Elena M. Kramer
Professor, Department of Organismic and Evolutionary Biology, Harvard University, Cambridge, MA 02138
Research in the Kramer lab can be broadly described as plant developmental evolution. We are primarily interested in questions such as: How do new organ identity programs evolve? What are the patterns of gene lineage evolution across the angiosperms? What effect has gene duplication had on the evolution of gene function? Along these lines, our work has focused on floral evolution and the diversification of the MADS box gene family of transcription factors. We have sought to incorporate a diverse array of approaches, including studies of gene lineage evolution, comparative analyses of morphology and gene expression, application of genetic tools to assess functional evolution, development of new model species, and molecular systematics. Foremost among our research projects is the development of the eudicot genus Aquilegia as a new model system for the study of plant ecology and evolution.
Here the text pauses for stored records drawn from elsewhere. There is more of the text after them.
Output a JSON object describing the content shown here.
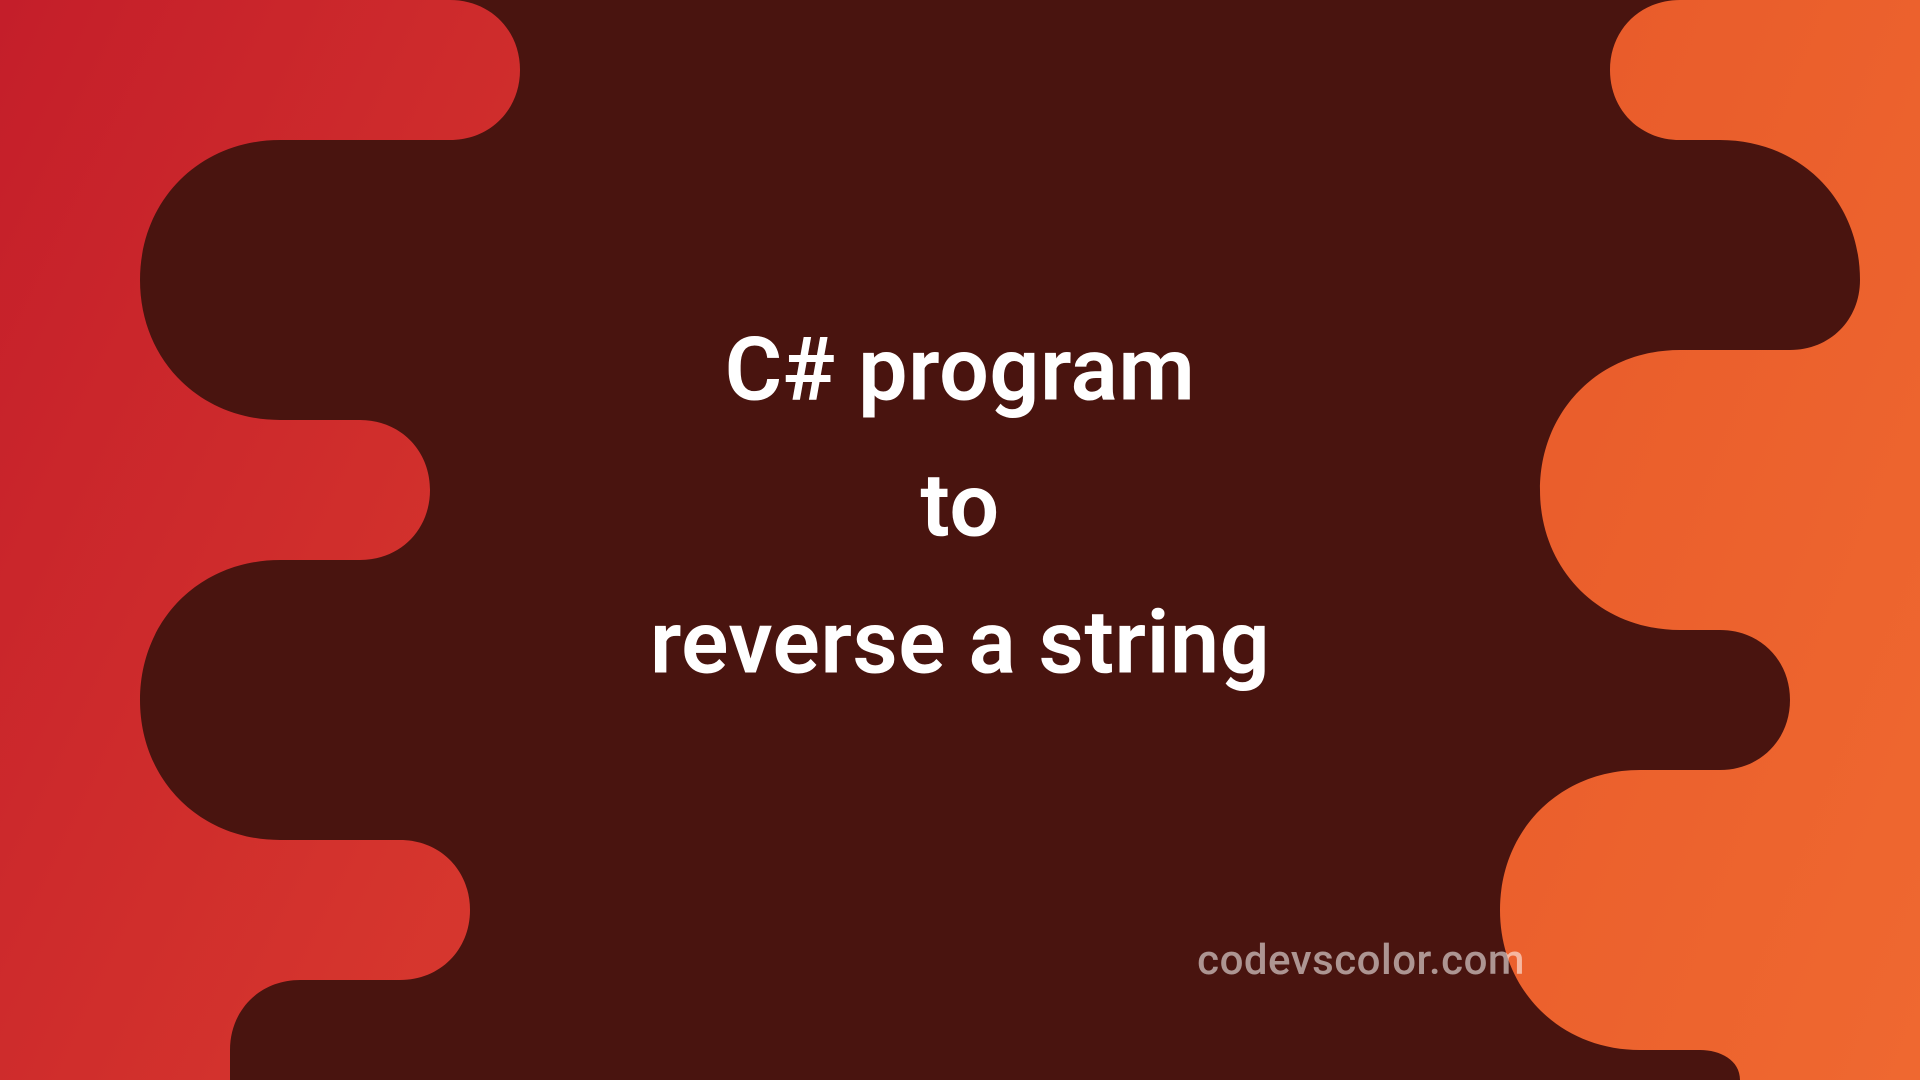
{
  "title": {
    "line1": "C# program",
    "line2": "to",
    "line3": "reverse a string"
  },
  "watermark": "codevscolor.com",
  "colors": {
    "background_center": "#49140f",
    "left_gradient_start": "#c41e2a",
    "left_gradient_end": "#d93a2e",
    "right_gradient_start": "#e85a2a",
    "right_gradient_end": "#ef6830",
    "text": "#ffffff",
    "watermark": "rgba(255,255,255,0.55)"
  }
}
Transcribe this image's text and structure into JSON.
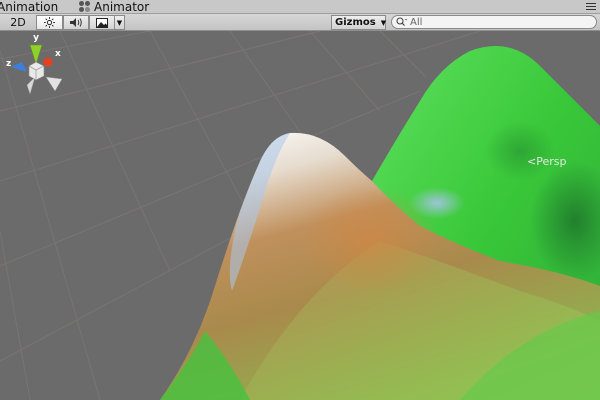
{
  "tabs": [
    {
      "label": "Animation",
      "icon": "animation-icon"
    },
    {
      "label": "Animator",
      "icon": "animator-icon"
    }
  ],
  "toolbar": {
    "mode_2d": "2D",
    "light_icon": "sun-icon",
    "audio_icon": "speaker-icon",
    "effects_icon": "image-icon",
    "gizmos_label": "Gizmos",
    "search_placeholder": "All"
  },
  "viewport": {
    "projection_label": "Persp",
    "axis_labels": {
      "x": "x",
      "y": "y",
      "z": "z"
    }
  },
  "colors": {
    "background": "#6b6b6b",
    "grid": "#7a7a7a",
    "terrain_green": "#3fcf3f",
    "terrain_brown": "#b3804a",
    "axis_x": "#e8401f",
    "axis_y": "#8dd12a",
    "axis_z": "#3d7fe0"
  }
}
In terms of specific research projects, the Kramer lab is studying the role of gene duplications in the evolution of novel floral organs in Aquilegia. In addition, we are using laser microdissection and Illumina sequencing to further characterize unique developmental programs in petaloid sepals, nectar spurs and staminodia. We have adapted an RNAi-based gene silencing approach (VIGS) for Aquilegia and have trained and/or provided resources for this technique to a number of other laboratories, including those working on other emerging plant models. We are currently involved in annotating the Aquilegia genome, which has been sequenced by JGI-DOE. Other areas of interest in the lab include the evolution of miRNA families in land plants, the function of chromatin remodeling factors in Aquilegia and the genetic basis of flowering time control in Aquilegia.
- Puzey, J. R. and E. M. Kramer. (2009) Identification of conserved Aquilegia coerulea microRNAs and their targets. Gene, 448:46-56.
- Kramer, E. M. (2009). Aquilegia – A new model for plant development, ecology and evolution. Annual Reviews of Plant Biology, 60:261-277.
- Rasmussen, D. E., E. M. Kramer, and E. A. Zimmer. (2009) One size fits all? Molecular evidence for a commonly inherited petal identity program in the Ranunculales. American Journal of Botany, 96:96-109.
- Kramer, E. M., L. Holappa, B. Gould, M. A. Jaramillo, D. Setnikov, and P. Santiago. (2007) Elaboration of B gene function to include the identity of novel floral organs in the lower eudicot Aquilegia (Ranunculaceae). Plant Cell, 19:750-766.